- GOAL OF THE EXERCISE
No picture belongs in the copy. Repeat each line below exactly.

- MATERIAL FOR THIS TASK
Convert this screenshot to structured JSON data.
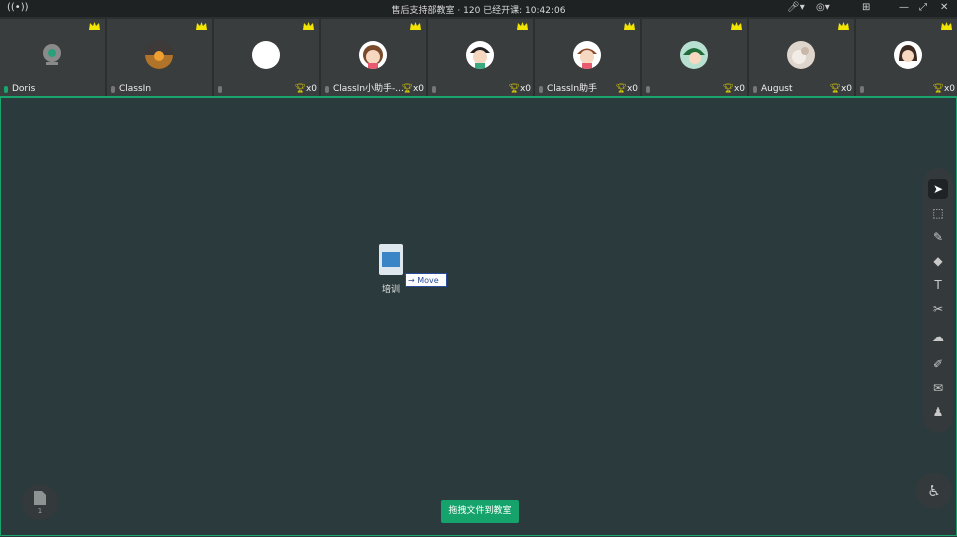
{
  "topbar": {
    "live_icon": "live-signal-icon",
    "title": "售后支持部教室 · 120   已经开课: 10:42:06",
    "controls": [
      "mic-dropdown-icon",
      "camera-dropdown-icon",
      "grid-icon",
      "minimize-icon",
      "restore-icon",
      "close-icon"
    ]
  },
  "participants": [
    {
      "name": "Doris",
      "trophy": "",
      "mic_on": true
    },
    {
      "name": "ClassIn",
      "trophy": "",
      "mic_on": false
    },
    {
      "name": "",
      "trophy": "x0",
      "mic_on": false
    },
    {
      "name": "ClassIn小助手-...",
      "trophy": "x0",
      "mic_on": false
    },
    {
      "name": "",
      "trophy": "x0",
      "mic_on": false
    },
    {
      "name": "ClassIn助手",
      "trophy": "x0",
      "mic_on": false
    },
    {
      "name": "",
      "trophy": "x0",
      "mic_on": false
    },
    {
      "name": "August",
      "trophy": "x0",
      "mic_on": false
    },
    {
      "name": "",
      "trophy": "x0",
      "mic_on": false
    }
  ],
  "board": {
    "file_label": "培训",
    "move_badge": "Move",
    "drag_button": "拖拽文件到教室",
    "page_number": "1"
  },
  "toolbar": {
    "tools": [
      "pointer-icon",
      "select-icon",
      "pen-icon",
      "eraser-icon",
      "text-icon",
      "scissors-icon",
      "cloud-icon",
      "edit-icon",
      "chat-icon",
      "users-icon"
    ]
  },
  "colors": {
    "accent": "#1aa56e",
    "board": "#2b3a3c",
    "crown": "#f2e600"
  }
}
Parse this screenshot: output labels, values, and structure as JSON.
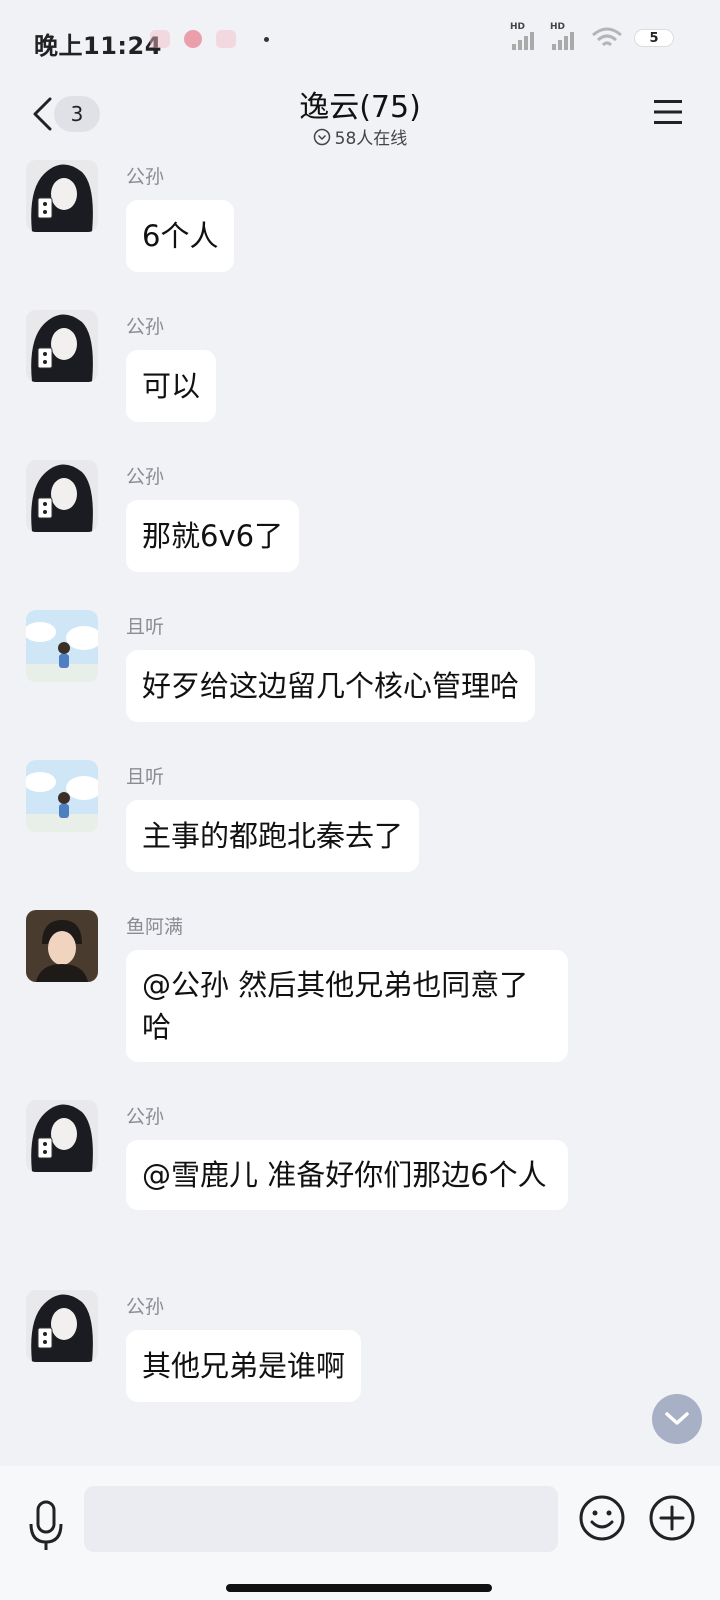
{
  "status_bar": {
    "time": "晚上11:24",
    "sim1_label": "HD",
    "sim2_label": "HD",
    "battery": "5"
  },
  "header": {
    "unread_count": "3",
    "title": "逸云(75)",
    "online": "58人在线"
  },
  "messages": [
    {
      "sender": "公孙",
      "text": "6个人"
    },
    {
      "sender": "公孙",
      "text": "可以"
    },
    {
      "sender": "公孙",
      "text": "那就6v6了"
    },
    {
      "sender": "且听",
      "text": "好歹给这边留几个核心管理哈"
    },
    {
      "sender": "且听",
      "text": "主事的都跑北秦去了"
    },
    {
      "sender": "鱼阿满",
      "text": "@公孙 然后其他兄弟也同意了哈"
    },
    {
      "sender": "公孙",
      "text": "@雪鹿儿 准备好你们那边6个人"
    },
    {
      "sender": "公孙",
      "text": "其他兄弟是谁啊"
    }
  ],
  "input": {
    "placeholder": "",
    "value": ""
  },
  "colors": {
    "background": "#f1f2f6",
    "bubble": "#ffffff",
    "sender_name": "#8a8c93",
    "scroll_button": "#a7b0c5"
  }
}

- SOLUTION TO THE PROBLEM
Convert this screenshot to structured JSON data.
{
  "topbar": {
    "live_icon": "live-signal-icon",
    "title": "售后支持部教室 · 120   已经开课: 10:42:06",
    "controls": [
      "mic-dropdown-icon",
      "camera-dropdown-icon",
      "grid-icon",
      "minimize-icon",
      "restore-icon",
      "close-icon"
    ]
  },
  "participants": [
    {
      "name": "Doris",
      "trophy": "",
      "mic_on": true
    },
    {
      "name": "ClassIn",
      "trophy": "",
      "mic_on": false
    },
    {
      "name": "",
      "trophy": "x0",
      "mic_on": false
    },
    {
      "name": "ClassIn小助手-...",
      "trophy": "x0",
      "mic_on": false
    },
    {
      "name": "",
      "trophy": "x0",
      "mic_on": false
    },
    {
      "name": "ClassIn助手",
      "trophy": "x0",
      "mic_on": false
    },
    {
      "name": "",
      "trophy": "x0",
      "mic_on": false
    },
    {
      "name": "August",
      "trophy": "x0",
      "mic_on": false
    },
    {
      "name": "",
      "trophy": "x0",
      "mic_on": false
    }
  ],
  "board": {
    "file_label": "培训",
    "move_badge": "Move",
    "drag_button": "拖拽文件到教室",
    "page_number": "1"
  },
  "toolbar": {
    "tools": [
      "pointer-icon",
      "select-icon",
      "pen-icon",
      "eraser-icon",
      "text-icon",
      "scissors-icon",
      "cloud-icon",
      "edit-icon",
      "chat-icon",
      "users-icon"
    ]
  },
  "colors": {
    "accent": "#1aa56e",
    "board": "#2b3a3c",
    "crown": "#f2e600"
  }
}
Parse this screenshot: output labels, values, and structure as JSON.
{
  "status_bar": {
    "time": "晚上11:24",
    "sim1_label": "HD",
    "sim2_label": "HD",
    "battery": "5"
  },
  "header": {
    "unread_count": "3",
    "title": "逸云(75)",
    "online": "58人在线"
  },
  "messages": [
    {
      "sender": "公孙",
      "text": "6个人"
    },
    {
      "sender": "公孙",
      "text": "可以"
    },
    {
      "sender": "公孙",
      "text": "那就6v6了"
    },
    {
      "sender": "且听",
      "text": "好歹给这边留几个核心管理哈"
    },
    {
      "sender": "且听",
      "text": "主事的都跑北秦去了"
    },
    {
      "sender": "鱼阿满",
      "text": "@公孙 然后其他兄弟也同意了哈"
    },
    {
      "sender": "公孙",
      "text": "@雪鹿儿 准备好你们那边6个人"
    },
    {
      "sender": "公孙",
      "text": "其他兄弟是谁啊"
    }
  ],
  "input": {
    "placeholder": "",
    "value": ""
  },
  "colors": {
    "background": "#f1f2f6",
    "bubble": "#ffffff",
    "sender_name": "#8a8c93",
    "scroll_button": "#a7b0c5"
  }
}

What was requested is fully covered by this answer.